Stored data entries:
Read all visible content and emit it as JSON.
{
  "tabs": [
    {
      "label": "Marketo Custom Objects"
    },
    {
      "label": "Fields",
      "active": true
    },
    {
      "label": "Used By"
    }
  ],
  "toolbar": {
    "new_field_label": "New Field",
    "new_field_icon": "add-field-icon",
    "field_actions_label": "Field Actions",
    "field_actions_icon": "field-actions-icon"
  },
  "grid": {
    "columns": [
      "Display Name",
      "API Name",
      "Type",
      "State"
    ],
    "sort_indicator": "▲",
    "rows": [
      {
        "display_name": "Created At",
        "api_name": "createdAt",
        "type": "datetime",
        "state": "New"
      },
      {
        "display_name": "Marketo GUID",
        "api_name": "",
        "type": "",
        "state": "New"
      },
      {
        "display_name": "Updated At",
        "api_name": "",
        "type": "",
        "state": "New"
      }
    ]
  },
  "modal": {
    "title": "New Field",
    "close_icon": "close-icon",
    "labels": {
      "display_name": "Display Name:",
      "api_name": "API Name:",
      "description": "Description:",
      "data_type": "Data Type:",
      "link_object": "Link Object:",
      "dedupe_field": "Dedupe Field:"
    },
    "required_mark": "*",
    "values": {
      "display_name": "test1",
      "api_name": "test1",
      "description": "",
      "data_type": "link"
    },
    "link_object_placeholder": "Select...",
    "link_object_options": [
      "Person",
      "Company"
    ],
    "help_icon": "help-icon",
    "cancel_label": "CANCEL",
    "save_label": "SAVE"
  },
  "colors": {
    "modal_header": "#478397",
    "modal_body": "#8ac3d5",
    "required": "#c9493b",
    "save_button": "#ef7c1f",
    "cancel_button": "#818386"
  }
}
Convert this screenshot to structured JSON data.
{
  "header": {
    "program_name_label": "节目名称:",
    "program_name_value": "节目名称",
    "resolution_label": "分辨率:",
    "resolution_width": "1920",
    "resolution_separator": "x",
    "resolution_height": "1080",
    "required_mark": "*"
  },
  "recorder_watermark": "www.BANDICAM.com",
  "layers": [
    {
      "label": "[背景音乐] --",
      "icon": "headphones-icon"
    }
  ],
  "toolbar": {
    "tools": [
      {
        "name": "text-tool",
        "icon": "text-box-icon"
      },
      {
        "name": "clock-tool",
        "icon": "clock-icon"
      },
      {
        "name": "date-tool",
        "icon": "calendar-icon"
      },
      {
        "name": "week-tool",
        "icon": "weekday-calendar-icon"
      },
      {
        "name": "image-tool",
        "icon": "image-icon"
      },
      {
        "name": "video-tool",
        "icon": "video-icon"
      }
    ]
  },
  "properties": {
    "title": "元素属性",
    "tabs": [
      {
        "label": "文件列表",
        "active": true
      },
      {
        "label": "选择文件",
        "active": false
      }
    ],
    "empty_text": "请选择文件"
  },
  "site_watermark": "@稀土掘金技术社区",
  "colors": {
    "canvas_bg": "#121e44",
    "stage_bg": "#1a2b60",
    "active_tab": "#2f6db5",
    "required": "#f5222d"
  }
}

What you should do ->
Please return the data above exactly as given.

Written answer ->
Read all visible content and emit it as JSON.
{
  "tabs": [
    {
      "label": "Marketo Custom Objects"
    },
    {
      "label": "Fields",
      "active": true
    },
    {
      "label": "Used By"
    }
  ],
  "toolbar": {
    "new_field_label": "New Field",
    "new_field_icon": "add-field-icon",
    "field_actions_label": "Field Actions",
    "field_actions_icon": "field-actions-icon"
  },
  "grid": {
    "columns": [
      "Display Name",
      "API Name",
      "Type",
      "State"
    ],
    "sort_indicator": "▲",
    "rows": [
      {
        "display_name": "Created At",
        "api_name": "createdAt",
        "type": "datetime",
        "state": "New"
      },
      {
        "display_name": "Marketo GUID",
        "api_name": "",
        "type": "",
        "state": "New"
      },
      {
        "display_name": "Updated At",
        "api_name": "",
        "type": "",
        "state": "New"
      }
    ]
  },
  "modal": {
    "title": "New Field",
    "close_icon": "close-icon",
    "labels": {
      "display_name": "Display Name:",
      "api_name": "API Name:",
      "description": "Description:",
      "data_type": "Data Type:",
      "link_object": "Link Object:",
      "dedupe_field": "Dedupe Field:"
    },
    "required_mark": "*",
    "values": {
      "display_name": "test1",
      "api_name": "test1",
      "description": "",
      "data_type": "link"
    },
    "link_object_placeholder": "Select...",
    "link_object_options": [
      "Person",
      "Company"
    ],
    "help_icon": "help-icon",
    "cancel_label": "CANCEL",
    "save_label": "SAVE"
  },
  "colors": {
    "modal_header": "#478397",
    "modal_body": "#8ac3d5",
    "required": "#c9493b",
    "save_button": "#ef7c1f",
    "cancel_button": "#818386"
  }
}
Convert this screenshot to structured JSON data.
{
  "header": {
    "program_name_label": "节目名称:",
    "program_name_value": "节目名称",
    "resolution_label": "分辨率:",
    "resolution_width": "1920",
    "resolution_separator": "x",
    "resolution_height": "1080",
    "required_mark": "*"
  },
  "recorder_watermark": "www.BANDICAM.com",
  "layers": [
    {
      "label": "[背景音乐] --",
      "icon": "headphones-icon"
    }
  ],
  "toolbar": {
    "tools": [
      {
        "name": "text-tool",
        "icon": "text-box-icon"
      },
      {
        "name": "clock-tool",
        "icon": "clock-icon"
      },
      {
        "name": "date-tool",
        "icon": "calendar-icon"
      },
      {
        "name": "week-tool",
        "icon": "weekday-calendar-icon"
      },
      {
        "name": "image-tool",
        "icon": "image-icon"
      },
      {
        "name": "video-tool",
        "icon": "video-icon"
      }
    ]
  },
  "properties": {
    "title": "元素属性",
    "tabs": [
      {
        "label": "文件列表",
        "active": true
      },
      {
        "label": "选择文件",
        "active": false
      }
    ],
    "empty_text": "请选择文件"
  },
  "site_watermark": "@稀土掘金技术社区",
  "colors": {
    "canvas_bg": "#121e44",
    "stage_bg": "#1a2b60",
    "active_tab": "#2f6db5",
    "required": "#f5222d"
  }
}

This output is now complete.